Beard-growing as a sport is growing even bigger than the beards that are competing.
At least it is in Germany, where 163 facially hirsute men showed up at the 25th Annual International German Beard Championships, which took place this weekend in the city of Bad Schussenried in the German state of Baden-Württemberg.
“We’ve never had so many participants,” event organizer Wolfgang Stier told the German website The Local
The competition was especially hairy since the event attracted bearded competitors from the U.S., France, Austria, Switzerland and the Netherlands to compete to win top prize in such categories as "Kaiser empire moustache," "freestyle whiskers," "musketeer chin beard" and "natural beard with styled moustache."
The highest score a beard buff can recieve is 50 points and Jens Müller from the city of Pforzheim scored 49.5 points for his "trendy beard," while Lutz Giese from Berlin received that amount for a "Chinese chin beard," All Voices reported.
Meanwhile, American Aarne Bielefeld won the freestyle full beard category, and Albert Schmid from Switzerland won the prize for the best beard with a stylish moustache.
As a sport, "bearding" may seem bizarre, but Phil Olsen, who heads Beard Team USA, a loose-knit organization of bearders from all over the country, says there's more to it than meets the eye -- or the chin.
"It takes a lot of skill to get the beard ready for competition. But, like with anything, people with good genes do have a better chance," Olson told The Huffington Post. "Some people pick their parents well and can grow a good beard, just like basketball players who are tall have an advantage."
Although "bearding" has caught on in recent years, Jeffrey Moustache, 25, a Los Angeles photographer, has been growing his English moustache -- which grows out straight across his face like a ruler -- since he was 15 and has gotten it up to 13 inches long. Yet even with such clear devotion, he says he finds it hard to take the idea that bearding is a sport seriously.
"It's pageantry for men. Honestly, you have to laugh at yourself," Moustache told The Huffington Post.
SEE SOME BEARDS THAT ARE A CUT ABOVE THE REST:
Splitting hairs could take on a new meaning in Lancaster, Pa., this weekend, things are guaranteed to get pretty hairy there. thanks to the Second Annual National Beard And Moustache Championships, which take place Oct. 8.
More than 200 facially follicked fellows will compete in five categories: Moustache; Partial Beards (such as sideburns, van dykes, goatees and soul patches); Full Beard, Groomed; Full Beard Natural; and the ever-popular Freestyle category where anything goes.
The event is part of a 12-year plan to make the U.S. a super-power in "bearding," a sport where men see who can grow the most impressive, most stylish beards.
Jeffrey Moustache, 25, a Los Angeles photographer, has been growing his English moustache -- which grows out straight across his face like a ruler -- since he was 15 and has gotten it up to 13 inches long. "The first time I shaved it, I immediately regretted it and saved it under glass as an art project," he said.

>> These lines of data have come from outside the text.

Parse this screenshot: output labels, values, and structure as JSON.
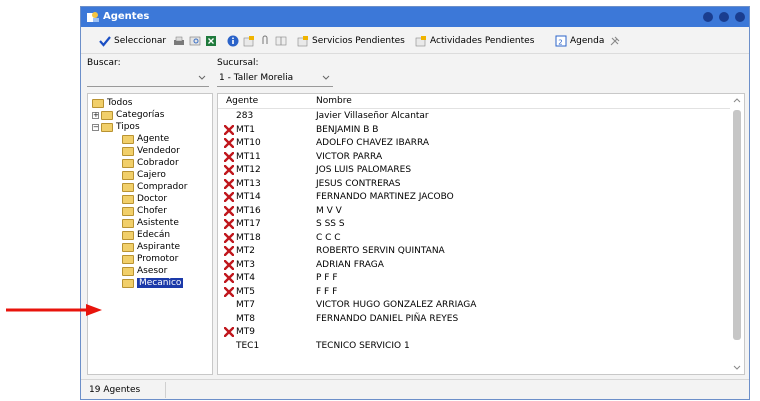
{
  "window": {
    "title": "Agentes"
  },
  "toolbar": {
    "seleccionar_label": "Seleccionar",
    "servicios_label": "Servicios Pendientes",
    "actividades_label": "Actividades Pendientes",
    "agenda_label": "Agenda"
  },
  "filters": {
    "buscar_label": "Buscar:",
    "buscar_value": "",
    "sucursal_label": "Sucursal:",
    "sucursal_value": "1 - Taller Morelia"
  },
  "tree": {
    "root": "Todos",
    "categorias": "Categorías",
    "tipos": "Tipos",
    "tipos_children": [
      "Agente",
      "Vendedor",
      "Cobrador",
      "Cajero",
      "Comprador",
      "Doctor",
      "Chofer",
      "Asistente",
      "Edecán",
      "Aspirante",
      "Promotor",
      "Asesor",
      "Mecanico"
    ]
  },
  "list": {
    "col_agente": "Agente",
    "col_nombre": "Nombre",
    "rows": [
      {
        "agente": "283",
        "nombre": "Javier Villaseñor Alcantar",
        "x": false
      },
      {
        "agente": "MT1",
        "nombre": "BENJAMIN B B",
        "x": true
      },
      {
        "agente": "MT10",
        "nombre": "ADOLFO CHAVEZ IBARRA",
        "x": true
      },
      {
        "agente": "MT11",
        "nombre": "VICTOR PARRA",
        "x": true
      },
      {
        "agente": "MT12",
        "nombre": "JOS LUIS PALOMARES",
        "x": true
      },
      {
        "agente": "MT13",
        "nombre": "JESUS CONTRERAS",
        "x": true
      },
      {
        "agente": "MT14",
        "nombre": "FERNANDO MARTINEZ JACOBO",
        "x": true
      },
      {
        "agente": "MT16",
        "nombre": "M V V",
        "x": true
      },
      {
        "agente": "MT17",
        "nombre": "S SS S",
        "x": true
      },
      {
        "agente": "MT18",
        "nombre": "C C C",
        "x": true
      },
      {
        "agente": "MT2",
        "nombre": "ROBERTO SERVIN QUINTANA",
        "x": true
      },
      {
        "agente": "MT3",
        "nombre": "ADRIAN FRAGA",
        "x": true
      },
      {
        "agente": "MT4",
        "nombre": "P F F",
        "x": true
      },
      {
        "agente": "MT5",
        "nombre": "F F F",
        "x": true
      },
      {
        "agente": "MT7",
        "nombre": "VICTOR HUGO GONZALEZ ARRIAGA",
        "x": false
      },
      {
        "agente": "MT8",
        "nombre": "FERNANDO DANIEL PIÑA REYES",
        "x": false
      },
      {
        "agente": "MT9",
        "nombre": "",
        "x": true
      },
      {
        "agente": "TEC1",
        "nombre": "TECNICO SERVICIO 1",
        "x": false
      }
    ]
  },
  "status": {
    "count_text": "19 Agentes"
  },
  "colors": {
    "titlebar": "#3c78d8",
    "selected": "#1c3aa9",
    "x_mark": "#c0161c",
    "arrow": "#e8140c"
  }
}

Moustache -- whose real name is actually Beard -- says that even though Olsen calls bearding a sport, he doesn't think that it qualifies as one. "It's pageantry for men," he said."
Jack Passion is the two-time world champion in the full beard natural category, by far the most competitive of any category at the World Beard and Moustache Championships. He is also the current European champion and German international champion.